Component data from apps and pages>
----------------------------------------

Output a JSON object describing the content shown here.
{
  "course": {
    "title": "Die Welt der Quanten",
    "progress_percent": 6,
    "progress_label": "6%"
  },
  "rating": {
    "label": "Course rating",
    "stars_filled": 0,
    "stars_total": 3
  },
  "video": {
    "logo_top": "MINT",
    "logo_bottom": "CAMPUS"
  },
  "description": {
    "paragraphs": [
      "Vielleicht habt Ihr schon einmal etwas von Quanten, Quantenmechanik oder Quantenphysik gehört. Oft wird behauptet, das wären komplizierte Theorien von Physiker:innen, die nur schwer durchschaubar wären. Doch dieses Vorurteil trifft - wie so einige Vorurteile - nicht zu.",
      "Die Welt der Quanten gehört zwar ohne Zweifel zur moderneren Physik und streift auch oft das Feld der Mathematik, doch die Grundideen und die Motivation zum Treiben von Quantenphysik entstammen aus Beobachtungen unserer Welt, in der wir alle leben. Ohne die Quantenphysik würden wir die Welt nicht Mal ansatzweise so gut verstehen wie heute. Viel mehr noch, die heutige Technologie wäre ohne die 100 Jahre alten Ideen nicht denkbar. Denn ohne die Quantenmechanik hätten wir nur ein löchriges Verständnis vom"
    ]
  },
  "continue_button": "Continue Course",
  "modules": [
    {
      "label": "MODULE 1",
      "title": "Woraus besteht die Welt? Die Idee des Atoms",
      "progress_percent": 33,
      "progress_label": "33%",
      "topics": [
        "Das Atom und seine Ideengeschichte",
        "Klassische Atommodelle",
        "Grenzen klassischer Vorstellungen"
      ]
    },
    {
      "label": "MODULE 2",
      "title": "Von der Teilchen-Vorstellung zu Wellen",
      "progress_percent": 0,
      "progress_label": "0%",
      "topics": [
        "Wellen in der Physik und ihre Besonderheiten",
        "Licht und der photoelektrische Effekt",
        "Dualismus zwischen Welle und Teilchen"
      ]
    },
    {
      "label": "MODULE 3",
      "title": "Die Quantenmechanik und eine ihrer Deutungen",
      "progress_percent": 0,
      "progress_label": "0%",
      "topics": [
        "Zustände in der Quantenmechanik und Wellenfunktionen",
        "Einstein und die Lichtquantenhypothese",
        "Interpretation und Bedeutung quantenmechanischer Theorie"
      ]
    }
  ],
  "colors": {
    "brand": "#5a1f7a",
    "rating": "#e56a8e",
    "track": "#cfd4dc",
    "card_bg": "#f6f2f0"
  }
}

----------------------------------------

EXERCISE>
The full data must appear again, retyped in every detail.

WRITTEN ANSWER>
Output a JSON object describing the content shown here.
{
  "course": {
    "title": "Die Welt der Quanten",
    "progress_percent": 6,
    "progress_label": "6%"
  },
  "rating": {
    "label": "Course rating",
    "stars_filled": 0,
    "stars_total": 3
  },
  "video": {
    "logo_top": "MINT",
    "logo_bottom": "CAMPUS"
  },
  "description": {
    "paragraphs": [
      "Vielleicht habt Ihr schon einmal etwas von Quanten, Quantenmechanik oder Quantenphysik gehört. Oft wird behauptet, das wären komplizierte Theorien von Physiker:innen, die nur schwer durchschaubar wären. Doch dieses Vorurteil trifft - wie so einige Vorurteile - nicht zu.",
      "Die Welt der Quanten gehört zwar ohne Zweifel zur moderneren Physik und streift auch oft das Feld der Mathematik, doch die Grundideen und die Motivation zum Treiben von Quantenphysik entstammen aus Beobachtungen unserer Welt, in der wir alle leben. Ohne die Quantenphysik würden wir die Welt nicht Mal ansatzweise so gut verstehen wie heute. Viel mehr noch, die heutige Technologie wäre ohne die 100 Jahre alten Ideen nicht denkbar. Denn ohne die Quantenmechanik hätten wir nur ein löchriges Verständnis vom"
    ]
  },
  "continue_button": "Continue Course",
  "modules": [
    {
      "label": "MODULE 1",
      "title": "Woraus besteht die Welt? Die Idee des Atoms",
      "progress_percent": 33,
      "progress_label": "33%",
      "topics": [
        "Das Atom und seine Ideengeschichte",
        "Klassische Atommodelle",
        "Grenzen klassischer Vorstellungen"
      ]
    },
    {
      "label": "MODULE 2",
      "title": "Von der Teilchen-Vorstellung zu Wellen",
      "progress_percent": 0,
      "progress_label": "0%",
      "topics": [
        "Wellen in der Physik und ihre Besonderheiten",
        "Licht und der photoelektrische Effekt",
        "Dualismus zwischen Welle und Teilchen"
      ]
    },
    {
      "label": "MODULE 3",
      "title": "Die Quantenmechanik und eine ihrer Deutungen",
      "progress_percent": 0,
      "progress_label": "0%",
      "topics": [
        "Zustände in der Quantenmechanik und Wellenfunktionen",
        "Einstein und die Lichtquantenhypothese",
        "Interpretation und Bedeutung quantenmechanischer Theorie"
      ]
    }
  ],
  "colors": {
    "brand": "#5a1f7a",
    "rating": "#e56a8e",
    "track": "#cfd4dc",
    "card_bg": "#f6f2f0"
  }
}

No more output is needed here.